A law stated by Max Planck giving the distribution of energy radiated by a black body. It introduced into physics the novel concept of energy as a quantity that is radiated by a body in small discrete packets rather than as a continuous emission. These small packets became known as quanta and the law formed the basis of quantum theory. The Planck formula gives the energy radiated per unit time at frequency ν per unit frequency interval per unit solid angle into an infinitesimal cone from an element of the black-body surface that is of unit area in projection perpendicular to the cone's axis. The expression for this monochromatic specific intensityIν is:
Iν = 2hc−2ν3/[exp(hν/kT− 1)],
where h is the Planck constant, c is the speed of light, k is the Boltzmann constant, and T is the thermodynamic temperature of the black body. Iν has units of watts per square metre per steradian per hertz (W m−2 sr−1 Hz−1). The monochromatic specific intensity can also be expressed in terms of the energy radiated at wavelength λ per unit wavelength interval; it is then written as Iλ, and the Planck formula is:
Iλ = 2hc2λ−5/[exp(hc/λkT) − 1].
There are two important limiting cases of the Planck formula. For low frequencies ν << kT/h (equivalently, long wavelengths λ >> hc/kT) the Rayleigh–Jeans formula is valid:

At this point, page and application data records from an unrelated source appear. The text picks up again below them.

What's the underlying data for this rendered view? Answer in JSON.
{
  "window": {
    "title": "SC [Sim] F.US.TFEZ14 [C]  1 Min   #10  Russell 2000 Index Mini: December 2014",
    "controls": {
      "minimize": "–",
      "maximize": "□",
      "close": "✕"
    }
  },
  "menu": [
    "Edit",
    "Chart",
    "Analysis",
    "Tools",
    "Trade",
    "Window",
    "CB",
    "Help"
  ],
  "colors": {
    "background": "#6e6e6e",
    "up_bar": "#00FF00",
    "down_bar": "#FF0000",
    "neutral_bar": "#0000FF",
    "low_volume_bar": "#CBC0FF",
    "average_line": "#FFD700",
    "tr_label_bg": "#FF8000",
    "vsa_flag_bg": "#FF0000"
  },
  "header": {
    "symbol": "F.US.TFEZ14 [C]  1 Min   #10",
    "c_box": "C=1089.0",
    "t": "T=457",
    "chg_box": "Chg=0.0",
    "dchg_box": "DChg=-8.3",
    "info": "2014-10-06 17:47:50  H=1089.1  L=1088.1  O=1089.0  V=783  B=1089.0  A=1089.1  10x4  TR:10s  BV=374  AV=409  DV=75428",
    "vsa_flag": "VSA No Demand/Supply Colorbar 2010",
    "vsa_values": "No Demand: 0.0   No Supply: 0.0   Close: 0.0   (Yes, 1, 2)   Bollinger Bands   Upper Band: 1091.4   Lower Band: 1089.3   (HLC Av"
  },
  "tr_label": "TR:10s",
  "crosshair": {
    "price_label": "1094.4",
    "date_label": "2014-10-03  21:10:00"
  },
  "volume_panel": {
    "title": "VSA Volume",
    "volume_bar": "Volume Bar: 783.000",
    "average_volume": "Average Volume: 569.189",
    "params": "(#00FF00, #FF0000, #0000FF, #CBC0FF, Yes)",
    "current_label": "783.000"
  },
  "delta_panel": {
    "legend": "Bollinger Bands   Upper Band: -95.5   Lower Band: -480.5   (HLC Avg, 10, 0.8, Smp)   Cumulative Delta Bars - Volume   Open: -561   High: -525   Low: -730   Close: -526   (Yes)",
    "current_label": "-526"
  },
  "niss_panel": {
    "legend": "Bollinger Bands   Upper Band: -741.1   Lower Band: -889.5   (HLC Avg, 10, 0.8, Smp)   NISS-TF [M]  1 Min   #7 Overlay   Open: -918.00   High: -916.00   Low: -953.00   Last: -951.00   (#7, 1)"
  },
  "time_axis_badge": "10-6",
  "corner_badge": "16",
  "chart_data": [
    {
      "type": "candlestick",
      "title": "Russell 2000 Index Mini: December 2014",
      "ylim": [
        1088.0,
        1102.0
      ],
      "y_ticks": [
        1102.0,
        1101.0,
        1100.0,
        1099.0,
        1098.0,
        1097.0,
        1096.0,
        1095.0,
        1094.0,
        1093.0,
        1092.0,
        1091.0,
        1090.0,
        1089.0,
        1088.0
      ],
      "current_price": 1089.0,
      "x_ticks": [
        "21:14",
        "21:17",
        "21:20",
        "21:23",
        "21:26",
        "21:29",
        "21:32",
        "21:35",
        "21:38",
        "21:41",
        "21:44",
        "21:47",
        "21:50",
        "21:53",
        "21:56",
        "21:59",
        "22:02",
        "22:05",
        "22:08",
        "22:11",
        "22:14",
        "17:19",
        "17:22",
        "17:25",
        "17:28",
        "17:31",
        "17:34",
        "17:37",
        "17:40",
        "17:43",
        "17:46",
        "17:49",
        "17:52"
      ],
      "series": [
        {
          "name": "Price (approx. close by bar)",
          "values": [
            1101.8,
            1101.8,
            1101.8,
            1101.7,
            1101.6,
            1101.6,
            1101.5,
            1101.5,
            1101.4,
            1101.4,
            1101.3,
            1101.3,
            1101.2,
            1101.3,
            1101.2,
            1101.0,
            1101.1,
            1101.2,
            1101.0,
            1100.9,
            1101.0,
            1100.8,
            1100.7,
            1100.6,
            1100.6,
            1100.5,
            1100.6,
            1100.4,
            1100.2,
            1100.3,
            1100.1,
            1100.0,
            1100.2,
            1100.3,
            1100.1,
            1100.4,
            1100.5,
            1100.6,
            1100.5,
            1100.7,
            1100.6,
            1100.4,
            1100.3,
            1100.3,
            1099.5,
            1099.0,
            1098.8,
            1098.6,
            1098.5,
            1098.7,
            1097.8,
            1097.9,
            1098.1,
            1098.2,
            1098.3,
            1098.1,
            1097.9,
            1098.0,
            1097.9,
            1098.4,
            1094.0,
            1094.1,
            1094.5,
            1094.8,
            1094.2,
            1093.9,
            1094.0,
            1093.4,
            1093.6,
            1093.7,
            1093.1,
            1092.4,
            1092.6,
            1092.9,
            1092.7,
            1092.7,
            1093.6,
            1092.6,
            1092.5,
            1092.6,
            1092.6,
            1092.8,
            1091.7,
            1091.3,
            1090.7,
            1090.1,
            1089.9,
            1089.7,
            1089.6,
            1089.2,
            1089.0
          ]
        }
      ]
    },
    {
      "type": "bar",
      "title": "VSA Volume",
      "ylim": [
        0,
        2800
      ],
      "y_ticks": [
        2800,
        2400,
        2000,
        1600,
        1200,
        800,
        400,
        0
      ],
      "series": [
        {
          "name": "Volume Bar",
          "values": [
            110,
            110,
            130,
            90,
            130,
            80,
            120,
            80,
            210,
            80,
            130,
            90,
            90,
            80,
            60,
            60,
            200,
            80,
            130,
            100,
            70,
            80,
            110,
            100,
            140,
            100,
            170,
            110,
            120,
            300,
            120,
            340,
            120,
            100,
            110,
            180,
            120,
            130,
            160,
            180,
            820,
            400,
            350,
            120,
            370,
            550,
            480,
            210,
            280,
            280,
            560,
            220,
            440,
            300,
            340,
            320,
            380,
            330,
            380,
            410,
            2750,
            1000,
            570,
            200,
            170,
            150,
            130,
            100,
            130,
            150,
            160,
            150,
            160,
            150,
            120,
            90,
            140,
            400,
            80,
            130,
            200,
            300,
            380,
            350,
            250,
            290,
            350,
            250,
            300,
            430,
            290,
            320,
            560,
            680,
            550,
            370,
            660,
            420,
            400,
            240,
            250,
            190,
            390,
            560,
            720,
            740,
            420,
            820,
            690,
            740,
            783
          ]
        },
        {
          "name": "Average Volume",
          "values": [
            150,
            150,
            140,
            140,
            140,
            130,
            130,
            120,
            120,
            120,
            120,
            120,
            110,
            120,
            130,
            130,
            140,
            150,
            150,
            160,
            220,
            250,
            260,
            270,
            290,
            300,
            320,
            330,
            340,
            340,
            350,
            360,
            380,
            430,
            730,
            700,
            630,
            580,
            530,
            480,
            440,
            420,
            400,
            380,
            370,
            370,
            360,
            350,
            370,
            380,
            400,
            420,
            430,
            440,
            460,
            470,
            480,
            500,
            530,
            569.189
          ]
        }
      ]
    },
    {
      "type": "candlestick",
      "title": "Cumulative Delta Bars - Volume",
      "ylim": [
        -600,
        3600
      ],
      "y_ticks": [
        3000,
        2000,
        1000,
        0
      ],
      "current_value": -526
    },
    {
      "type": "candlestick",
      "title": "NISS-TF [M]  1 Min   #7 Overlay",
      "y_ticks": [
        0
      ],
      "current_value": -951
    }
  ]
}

Iν = 2c−2ν2kT,
Iλ = 2cλ−4kT,
Note that these expressions do not involve the Planck constant. They can be derived classically and do not apply at high frequencies, i.e. high energies, when the quantum nature of photons must be taken into account. The second limiting case is the Wien formula, which applies at high frequencies ν >> kT/h (equivalently, short wavelengths λ << hc/kT):
Iν = 2hc−2ν3 exp(−hν/kT),
Iλ = 2hc2λ−5 exp(−hc/λkT).
See also Wien's displacement law.